eReaders and other devices

To read on e-ink devices like the Sony eReader or Barnes & Noble Nook, you'll need to download a file and transfer it to your device. Please follow the detailed Help center instructions to transfer the files to supported eReaders.
This book discusses how Plato, one the fiercest legal critics in ancient Greece, became – in the longue durée – its most influential legislator. Making use of a vast scholarly literature, and offering original readings of a number of dialogues, it argues that the need for legal critique and the desire for legal permanence set the long arc of Plato’s corpus—from the Apology to the Laws.

Modern philosophers and legal historians have tended to overlook the fact that Plato was the most prolific legislator in ancient Greece. In the pages of his Republic and Laws, he drafted more than 700 statutes. This is more legal material than can be credited to the archetypal Greek legislators—Lycurgus, Draco, and Solon.

The status of Plato’s laws is unique, since he composed them for purely hypothetical cities. And remarkably, he introduced this new genre by writing hard-hitting critiques of the Greek ideal of the sovereignty of law.

Writing in the milieu in which immutable divine law vied for the first time with volatile democratic law, Plato rejected both sources of law, and sought to derive his laws from what he called ‘political technique’ (politikê technê). At the core of this technique is the question of how the idea of justice relates to legal and institutional change.

Filled with sharp observations and bold claims, Platonic Legislations shows that it is possible to see Plato—and our own legal culture—in a new light

“In this provocative, intelligent, and elegant work D. L. Dusenbury has posed crucial questions not only as regards Plato’s thought in the making, but also as regards our contemporaneity.”—Giorgio Camassa, University of Udine

“There is a tension in Greek law, and in Greek legal thinking, between an understanding of law as unchangeable and authoritative, and a recognition that formal rules are often insufficient for the interpretation of reality, and need to be constantly revised to match it. Dusenbury’s book illuminates the sophistication of Plato’s legal thought in its engagement with this tension, and explores the potential of Plato’s reflection for modern legal theory.”—Mirko Canevaro, The University of Edinburgh

New York Times Bestseller

A Summer Reading Pick for President Barack Obama, Bill Gates, and Mark Zuckerberg

From a renowned historian comes a groundbreaking narrative of humanity’s creation and evolution—a #1 international bestseller—that explores the ways in which biology and history have defined us and enhanced our understanding of what it means to be “human.”

One hundred thousand years ago, at least six different species of humans inhabited Earth.

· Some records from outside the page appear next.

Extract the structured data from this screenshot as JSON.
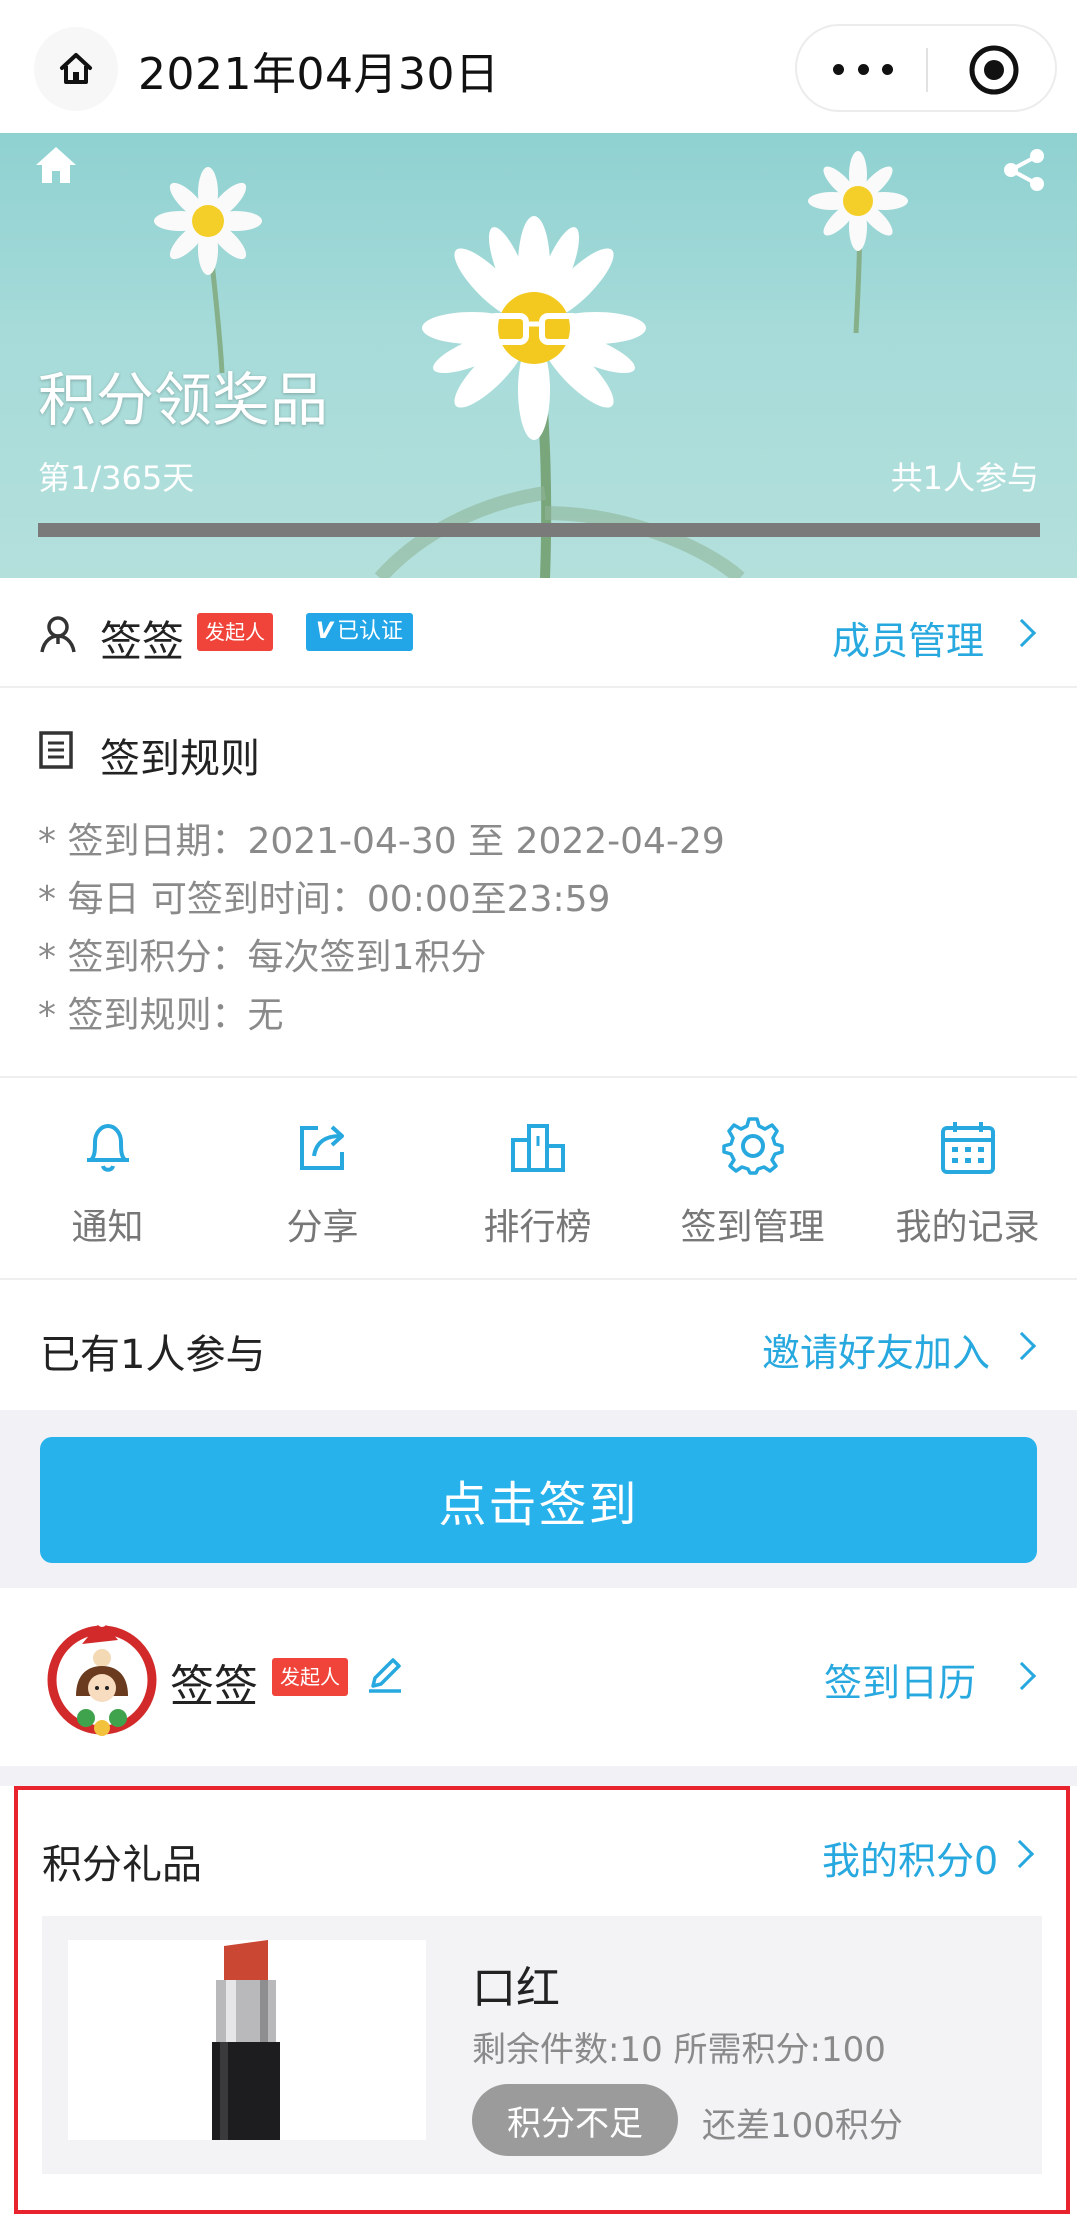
{
  "topbar": {
    "title": "2021年04月30日"
  },
  "banner": {
    "title": "积分领奖品",
    "day": "第1/365天",
    "participants": "共1人参与"
  },
  "owner": {
    "name": "签签",
    "initiator_badge": "发起人",
    "verified_badge": "已认证",
    "verified_mark": "V",
    "member_manage": "成员管理"
  },
  "rules": {
    "title": "签到规则",
    "lines": [
      "* 签到日期：2021-04-30 至 2022-04-29",
      "* 每日 可签到时间：00:00至23:59",
      "* 签到积分：每次签到1积分",
      "* 签到规则：无"
    ]
  },
  "actions": [
    {
      "label": "通知",
      "icon": "bell-icon"
    },
    {
      "label": "分享",
      "icon": "share-icon"
    },
    {
      "label": "排行榜",
      "icon": "ranking-icon"
    },
    {
      "label": "签到管理",
      "icon": "gear-icon"
    },
    {
      "label": "我的记录",
      "icon": "calendar-icon"
    }
  ],
  "participants": {
    "text": "已有1人参与",
    "invite": "邀请好友加入"
  },
  "checkin": {
    "button": "点击签到"
  },
  "user": {
    "name": "签签",
    "badge": "发起人",
    "calendar_link": "签到日历"
  },
  "gifts": {
    "title": "积分礼品",
    "my_points": "我的积分0",
    "items": [
      {
        "name": "口红",
        "meta": "剩余件数:10 所需积分:100",
        "status": "积分不足",
        "diff": "还差100积分"
      }
    ]
  },
  "colors": {
    "accent": "#27b2ec",
    "badge_red": "#f0443a",
    "highlight_border": "#e8232e"
  }
}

Yet today there is only one—homo sapiens. What happened to the others? And what may happen to us?

Most books about the history of humanity pursue either a historical or a biological approach, but Dr. Yuval Noah Harari breaks the mold with this highly original book that begins about 70,000 years ago with the appearance of modern cognition. From examining the role evolving humans have played in the global ecosystem to charting the rise of empires, Sapiens integrates history and science to reconsider accepted narratives, connect past developments with contemporary concerns, and examine specific events within the context of larger ideas.

Dr. Harari also compels us to look ahead, because over the last few decades humans have begun to bend laws of natural selection that have governed life for the past four billion years. We are acquiring the ability to design not only the world around us, but also ourselves. Where is this leading us, and what do we want to become?

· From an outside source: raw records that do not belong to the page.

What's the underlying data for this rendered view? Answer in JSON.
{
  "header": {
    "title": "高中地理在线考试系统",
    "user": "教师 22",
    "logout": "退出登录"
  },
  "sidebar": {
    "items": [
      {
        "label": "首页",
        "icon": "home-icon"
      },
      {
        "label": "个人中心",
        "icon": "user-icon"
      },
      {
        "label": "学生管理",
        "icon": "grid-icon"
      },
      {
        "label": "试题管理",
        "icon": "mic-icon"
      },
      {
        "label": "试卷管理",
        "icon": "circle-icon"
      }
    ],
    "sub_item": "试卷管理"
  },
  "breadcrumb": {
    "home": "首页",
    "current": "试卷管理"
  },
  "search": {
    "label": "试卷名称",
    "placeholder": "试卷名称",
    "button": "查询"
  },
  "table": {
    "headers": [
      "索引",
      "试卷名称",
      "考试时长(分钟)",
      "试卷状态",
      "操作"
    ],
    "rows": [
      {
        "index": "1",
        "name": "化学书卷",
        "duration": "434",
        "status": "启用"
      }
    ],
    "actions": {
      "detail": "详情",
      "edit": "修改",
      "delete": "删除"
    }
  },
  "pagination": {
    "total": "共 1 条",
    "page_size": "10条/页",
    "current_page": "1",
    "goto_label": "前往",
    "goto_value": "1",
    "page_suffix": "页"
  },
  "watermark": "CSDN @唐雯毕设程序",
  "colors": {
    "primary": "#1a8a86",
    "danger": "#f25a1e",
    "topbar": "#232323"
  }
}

Featuring 27 photographs, 6 maps, and 25 illustrations/diagrams, this provocative and insightful work is sure to spark debate and is essential reading for aficionados of Jared Diamond, James Gleick, Matt Ridley, Robert Wright, and Sharon Moalem.

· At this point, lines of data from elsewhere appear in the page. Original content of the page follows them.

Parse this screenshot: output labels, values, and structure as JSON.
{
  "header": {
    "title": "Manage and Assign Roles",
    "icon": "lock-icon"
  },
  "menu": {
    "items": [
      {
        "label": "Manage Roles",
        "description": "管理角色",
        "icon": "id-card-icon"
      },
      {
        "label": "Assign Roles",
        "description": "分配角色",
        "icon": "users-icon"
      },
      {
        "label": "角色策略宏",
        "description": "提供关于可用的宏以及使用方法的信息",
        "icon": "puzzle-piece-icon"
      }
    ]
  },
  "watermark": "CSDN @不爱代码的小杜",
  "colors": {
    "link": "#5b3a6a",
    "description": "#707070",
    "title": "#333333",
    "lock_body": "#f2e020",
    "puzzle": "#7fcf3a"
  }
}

©2019 GoogleSite Terms of ServicePrivacyDevelopersArtistsAbout Google|Location: United StatesLanguage: English (United States)
By purchasing this item, you are transacting with Google Payments and agreeing to the Google Payments Terms of Service and Privacy Notice.